These glasses utilize special red / cyan lenses to interpret the image. These lenses produce the images you see by color filtering the layered image that you're actually looking at. While one lens filters out all the red in an image, the other lense filters out the cyan, causing your brain to see the picture in 3D.... read more ›
- Press the HOME button.
- Select Settings.
- Select TV.
- Select Picture & Display.
- Select 3D settings.
- Select 3D signal notification.
- Under 3D signal notification, select On.
What Is 3D visualization? 3D visualization refers to the process where graphical content is created using 3D software. Similar terms include 3D rendering, excellent computer-generated imagery (CGI), 3D graphics and so on.... read more ›
This is a fairly common occurrence that can be a result of the adjustment period as your eyes get used to the new prescription. This type of peripheral vision distortion can often occur if the new glasses are of a higher prescription or the frames are larger than what you are used to.... see more ›
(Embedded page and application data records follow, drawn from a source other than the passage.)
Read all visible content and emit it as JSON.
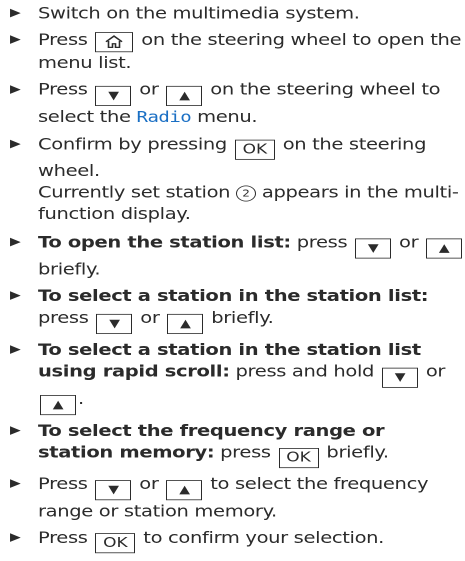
{
  "bullet": "▶",
  "keys": {
    "down": "▼",
    "up": "▲",
    "ok": "OK",
    "home": "home-icon"
  },
  "colors": {
    "menu_name": "#1a6fc4",
    "text": "#2b2b2b"
  },
  "steps": {
    "s1": {
      "text": "Switch on the multimedia system."
    },
    "s2": {
      "a": "Press",
      "b": "on the steering wheel to open the menu list."
    },
    "s3": {
      "a": "Press",
      "or": "or",
      "b": "on the steering wheel to select the",
      "menu": "Radio",
      "c": "menu."
    },
    "s4": {
      "a": "Confirm by pressing",
      "b": "on the steering wheel.",
      "note_a": "Currently set station",
      "circle": "2",
      "note_b": "appears in the multi-function display."
    },
    "s5": {
      "bold": "To open the station list:",
      "a": "press",
      "or": "or",
      "b": "briefly."
    },
    "s6": {
      "bold": "To select a station in the station list:",
      "a": "press",
      "or": "or",
      "b": "briefly."
    },
    "s7": {
      "bold": "To select a station in the station list using rapid scroll:",
      "a": "press and hold",
      "or": "or",
      "b": "."
    },
    "s8": {
      "bold": "To select the frequency range or station memory:",
      "a": "press",
      "b": "briefly."
    },
    "s9": {
      "a": "Press",
      "or": "or",
      "b": "to select the frequency range or station memory."
    },
    "s10": {
      "a": "Press",
      "b": "to confirm your selection."
    }
  }
}
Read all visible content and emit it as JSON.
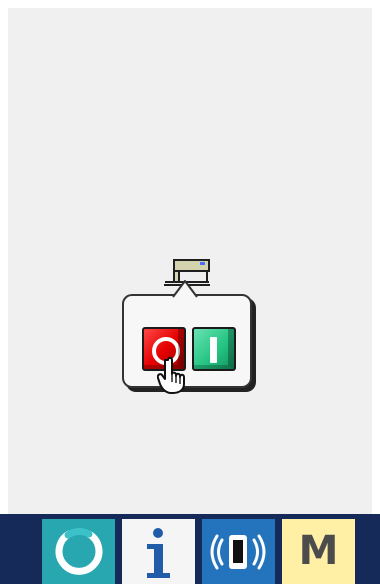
{
  "screen": {
    "background": "#f0f0f0",
    "frame_background": "#ffffff"
  },
  "main": {
    "machine_icon": "sewing-machine-icon",
    "popup": {
      "off_button_icon": "power-off-icon",
      "on_button_icon": "power-on-icon",
      "cursor_icon": "hand-cursor-icon",
      "off_color": "#e90000",
      "on_color": "#26c987"
    }
  },
  "bottom_bar": {
    "background": "#152a58",
    "buttons": [
      {
        "icon": "ready-icon",
        "color": "#28a7b1"
      },
      {
        "icon": "information-icon",
        "color": "#f5f5f5"
      },
      {
        "icon": "communication-icon",
        "color": "#2474bd"
      },
      {
        "label": "M",
        "icon": "mode-icon",
        "color": "#fff0a6"
      }
    ]
  }
}
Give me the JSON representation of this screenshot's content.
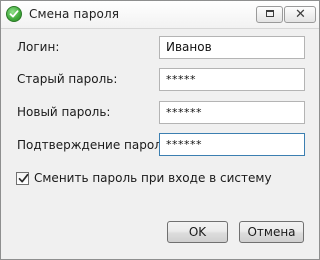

What is the Cause of Stereoscopic Vision in Humans? Tapetum lucidum between the retina and choroid is the reason for stereoscopic vision in humans.... view details ›
Unfortunately, no. You can, however, get a glimpse of the fourth dimension through an optical illusion called the Necker cube (labeled A in the figure below). There are two ways to interpret this shape: as a box oriented slightly left and down (B), or as its mirror image (C).... see more ›
- Attend classes or workshops. ...
- Obtain a degree. ...
- Develop your portfolio. ...
- Update your equipment and technical knowledge. ...
- Apply for an apprenticeship.
Not everyone can see in depth, either with 3D movie glasses or even with their daily vision. The most common causes of not having depth perception (or stereopsis) are: 1) Blurry Vision: Refractive errors like myopia, astigmatism, and hyperopia can cause a blurry image to he brain which inhibits depth perception.... read more ›
Any type of refractive error, including nearsightedness, farsightedness and astigmatism, causes images to appear blurry. Other common causes of blurred vision include: Cataracts. Dry eye syndrome.... view details ›
You are probably seeing the effects of chromatic aberration. Bluer colors get refracted more strongly than redder color. The thing that makes it look 3d is that this effect is more pronounced the further from the center of the lens you are looking.... see more ›
Normal stereo vision is not possible when the eyes are misaligned, because an object's images on the two retinas are too far apart; they do not fall within the range of matches that the brain can consider.... see more ›
A human can see everything in light because of eyes. Eyes of humans capture the different images, and it will send not a single image but two versions of the image to the brain so that the brain can process the image properly.... see more ›
It is widely thought that about 5% of the population have a lazy eye and lack stereo vision, so it is often supposed that most of the population (95%) have good stereo abilities. We show that this is not the case; 68% have good to excellent stereo (the haves) and 32% have moderate to poor stereo (the have-nots).... see more ›